Steven Seagal has sued his former law firm, Loeb & Loeb, for the return of at least $450,000 he paid in legal fees connected to his testimony as a witness in an organized crime trial in Brooklyn in 2003. According to the complaint, Seagal was billed over $1 million by Loeb and an additional $1.2 million by New York firm Schulte, Roth & Zabel, which was called in to help Loeb.
The case began when Seagal ended his longtime relationship with producing partner Julius Nasso. Nasso sued in 2002, claiming Seagal pulled out of their partnership when he came under the influence of Mukara, a spiritual adviser associated with a clandestine and unorthodox Tibetan sect. Nasso did not content himself with a lawsuit. He also had Anthony Ciccone, a member of the Gambino crime family, and Peter Gotti, brother of John Gotti, threaten Seagal if he didn’t continue the partnership. The whole thing was caught on tape by the FBI, which was independently investigating organized crime at the Brooklyn docks.
According to the current complaint, Loeb represented Seagal — a witness, not a target — in connection with his grand jury testimony and trial testimony against Nasso, who ultimately pleaded guilty to extortion.
But Seagal’s strange entanglement with the justice system spurred an even bigger investigation. In 2002, while investigating Seagal’s ties to the mob, reporter Anita Busch found a dead fish and a threatening note on her car, spurring the FBI to launch the storied investigation of Anthony Pellicano, onetime private investigator to the stars. Pellicano and his associate Alexander Proctor were charged in 2005 with threatening Busch.
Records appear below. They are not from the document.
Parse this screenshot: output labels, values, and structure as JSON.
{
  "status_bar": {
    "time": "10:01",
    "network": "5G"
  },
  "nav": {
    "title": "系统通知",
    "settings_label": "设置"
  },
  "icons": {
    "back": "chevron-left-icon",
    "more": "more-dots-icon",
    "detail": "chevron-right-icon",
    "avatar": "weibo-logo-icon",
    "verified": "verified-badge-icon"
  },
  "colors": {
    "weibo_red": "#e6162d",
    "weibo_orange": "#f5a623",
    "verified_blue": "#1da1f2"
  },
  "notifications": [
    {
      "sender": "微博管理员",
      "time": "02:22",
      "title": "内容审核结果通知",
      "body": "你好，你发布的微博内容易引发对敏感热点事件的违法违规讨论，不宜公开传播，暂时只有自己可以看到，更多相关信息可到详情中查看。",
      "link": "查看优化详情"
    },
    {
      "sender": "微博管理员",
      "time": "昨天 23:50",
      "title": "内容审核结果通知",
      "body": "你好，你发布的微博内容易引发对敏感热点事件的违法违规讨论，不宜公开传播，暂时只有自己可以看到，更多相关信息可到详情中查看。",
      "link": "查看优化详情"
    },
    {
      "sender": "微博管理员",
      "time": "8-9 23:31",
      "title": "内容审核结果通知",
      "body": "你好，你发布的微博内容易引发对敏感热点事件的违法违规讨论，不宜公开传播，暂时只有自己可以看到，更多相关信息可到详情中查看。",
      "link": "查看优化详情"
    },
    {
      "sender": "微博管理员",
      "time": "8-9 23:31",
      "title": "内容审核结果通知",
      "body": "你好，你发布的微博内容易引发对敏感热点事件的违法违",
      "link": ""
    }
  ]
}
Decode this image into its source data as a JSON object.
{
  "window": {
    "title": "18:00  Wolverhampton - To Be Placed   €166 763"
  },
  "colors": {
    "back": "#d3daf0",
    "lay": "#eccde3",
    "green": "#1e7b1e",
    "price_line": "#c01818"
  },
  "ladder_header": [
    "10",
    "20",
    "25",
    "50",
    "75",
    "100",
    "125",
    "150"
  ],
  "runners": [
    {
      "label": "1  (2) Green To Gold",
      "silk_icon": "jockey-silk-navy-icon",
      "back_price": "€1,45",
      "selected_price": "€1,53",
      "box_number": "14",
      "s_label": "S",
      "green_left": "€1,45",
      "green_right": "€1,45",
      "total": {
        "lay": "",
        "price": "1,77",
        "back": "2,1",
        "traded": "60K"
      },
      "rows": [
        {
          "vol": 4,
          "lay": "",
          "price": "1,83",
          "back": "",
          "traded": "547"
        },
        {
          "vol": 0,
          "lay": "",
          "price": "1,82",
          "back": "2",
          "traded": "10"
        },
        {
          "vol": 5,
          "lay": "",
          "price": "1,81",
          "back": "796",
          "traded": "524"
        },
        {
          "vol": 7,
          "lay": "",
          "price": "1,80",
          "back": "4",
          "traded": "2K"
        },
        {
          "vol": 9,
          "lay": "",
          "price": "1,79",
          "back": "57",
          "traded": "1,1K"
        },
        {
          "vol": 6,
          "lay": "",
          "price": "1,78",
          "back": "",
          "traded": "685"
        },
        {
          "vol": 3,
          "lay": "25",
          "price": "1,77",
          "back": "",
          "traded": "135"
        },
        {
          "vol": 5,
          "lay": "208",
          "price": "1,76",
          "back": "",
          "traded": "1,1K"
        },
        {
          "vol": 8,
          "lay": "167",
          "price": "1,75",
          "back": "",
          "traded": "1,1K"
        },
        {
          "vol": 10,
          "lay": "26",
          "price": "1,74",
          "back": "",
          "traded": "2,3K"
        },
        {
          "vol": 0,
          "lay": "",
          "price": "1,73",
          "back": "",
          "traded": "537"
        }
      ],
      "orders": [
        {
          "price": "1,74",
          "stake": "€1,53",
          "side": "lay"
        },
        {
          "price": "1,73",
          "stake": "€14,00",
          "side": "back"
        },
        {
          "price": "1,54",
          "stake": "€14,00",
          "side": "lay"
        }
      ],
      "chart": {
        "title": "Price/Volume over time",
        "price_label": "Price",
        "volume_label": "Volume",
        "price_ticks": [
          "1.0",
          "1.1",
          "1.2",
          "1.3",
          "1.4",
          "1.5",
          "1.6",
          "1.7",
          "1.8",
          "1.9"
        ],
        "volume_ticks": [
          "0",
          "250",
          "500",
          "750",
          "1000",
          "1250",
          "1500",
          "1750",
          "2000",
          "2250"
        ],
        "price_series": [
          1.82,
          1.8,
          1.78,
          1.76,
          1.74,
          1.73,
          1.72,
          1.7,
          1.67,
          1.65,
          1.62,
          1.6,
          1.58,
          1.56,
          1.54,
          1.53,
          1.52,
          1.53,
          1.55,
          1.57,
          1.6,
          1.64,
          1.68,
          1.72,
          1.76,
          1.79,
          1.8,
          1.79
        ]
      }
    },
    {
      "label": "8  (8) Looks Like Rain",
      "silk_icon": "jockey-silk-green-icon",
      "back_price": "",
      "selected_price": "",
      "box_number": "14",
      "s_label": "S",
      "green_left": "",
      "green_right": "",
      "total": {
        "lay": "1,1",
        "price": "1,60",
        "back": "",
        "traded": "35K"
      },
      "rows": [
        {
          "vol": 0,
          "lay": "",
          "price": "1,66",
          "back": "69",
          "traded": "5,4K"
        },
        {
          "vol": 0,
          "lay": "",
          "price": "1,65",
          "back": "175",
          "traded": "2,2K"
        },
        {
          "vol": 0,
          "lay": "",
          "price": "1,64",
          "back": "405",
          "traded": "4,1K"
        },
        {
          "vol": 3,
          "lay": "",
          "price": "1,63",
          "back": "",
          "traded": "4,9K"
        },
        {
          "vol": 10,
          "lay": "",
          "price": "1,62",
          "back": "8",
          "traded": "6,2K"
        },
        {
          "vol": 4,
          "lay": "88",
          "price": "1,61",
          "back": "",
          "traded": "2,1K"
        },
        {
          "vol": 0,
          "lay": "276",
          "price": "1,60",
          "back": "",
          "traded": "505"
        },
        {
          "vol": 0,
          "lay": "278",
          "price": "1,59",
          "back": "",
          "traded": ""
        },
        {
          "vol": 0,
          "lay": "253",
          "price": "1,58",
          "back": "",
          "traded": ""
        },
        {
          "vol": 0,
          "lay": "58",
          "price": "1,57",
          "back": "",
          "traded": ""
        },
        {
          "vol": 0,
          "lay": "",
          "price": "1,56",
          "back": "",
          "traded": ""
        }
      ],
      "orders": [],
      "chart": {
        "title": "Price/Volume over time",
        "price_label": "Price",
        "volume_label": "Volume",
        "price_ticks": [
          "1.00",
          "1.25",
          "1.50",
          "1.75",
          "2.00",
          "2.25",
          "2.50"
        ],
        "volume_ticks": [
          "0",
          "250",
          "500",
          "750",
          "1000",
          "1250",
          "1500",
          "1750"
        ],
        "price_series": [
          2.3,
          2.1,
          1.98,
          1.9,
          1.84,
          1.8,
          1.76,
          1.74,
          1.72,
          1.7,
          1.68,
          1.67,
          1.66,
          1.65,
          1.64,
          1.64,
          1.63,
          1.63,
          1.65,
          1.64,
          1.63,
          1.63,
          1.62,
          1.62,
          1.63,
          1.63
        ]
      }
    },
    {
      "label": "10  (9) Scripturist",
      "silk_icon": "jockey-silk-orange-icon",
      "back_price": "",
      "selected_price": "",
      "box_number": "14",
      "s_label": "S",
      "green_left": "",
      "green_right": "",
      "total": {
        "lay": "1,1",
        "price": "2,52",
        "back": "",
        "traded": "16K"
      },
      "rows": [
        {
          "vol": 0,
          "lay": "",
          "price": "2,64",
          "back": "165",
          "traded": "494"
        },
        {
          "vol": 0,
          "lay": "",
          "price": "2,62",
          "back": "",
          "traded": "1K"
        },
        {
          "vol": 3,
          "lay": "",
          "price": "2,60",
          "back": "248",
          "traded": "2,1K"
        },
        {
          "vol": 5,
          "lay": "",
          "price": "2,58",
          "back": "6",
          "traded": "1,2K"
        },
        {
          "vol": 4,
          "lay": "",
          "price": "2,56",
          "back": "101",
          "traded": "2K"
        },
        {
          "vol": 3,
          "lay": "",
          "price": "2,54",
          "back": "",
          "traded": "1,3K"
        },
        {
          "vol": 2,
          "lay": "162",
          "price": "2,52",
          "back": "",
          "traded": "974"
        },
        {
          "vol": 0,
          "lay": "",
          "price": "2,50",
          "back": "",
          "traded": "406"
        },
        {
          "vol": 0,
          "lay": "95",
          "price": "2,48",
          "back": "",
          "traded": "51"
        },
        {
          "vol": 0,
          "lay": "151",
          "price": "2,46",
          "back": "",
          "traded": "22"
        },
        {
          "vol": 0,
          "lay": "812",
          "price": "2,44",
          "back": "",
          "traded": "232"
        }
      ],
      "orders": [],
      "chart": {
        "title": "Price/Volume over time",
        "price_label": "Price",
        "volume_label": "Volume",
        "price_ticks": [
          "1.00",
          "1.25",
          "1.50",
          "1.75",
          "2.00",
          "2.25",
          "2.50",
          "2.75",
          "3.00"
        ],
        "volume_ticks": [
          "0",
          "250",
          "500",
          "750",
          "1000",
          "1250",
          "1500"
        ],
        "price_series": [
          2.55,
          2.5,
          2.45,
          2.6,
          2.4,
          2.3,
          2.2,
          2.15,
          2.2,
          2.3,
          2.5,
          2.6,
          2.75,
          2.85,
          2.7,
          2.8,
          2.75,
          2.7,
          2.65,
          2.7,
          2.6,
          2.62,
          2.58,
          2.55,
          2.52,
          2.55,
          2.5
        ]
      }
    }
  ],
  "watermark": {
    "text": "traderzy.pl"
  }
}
Although Proctor claimed he was working for Seagal, the actor, no longer represented by Loeb, has consistently denied any involvement, and he has never been charged.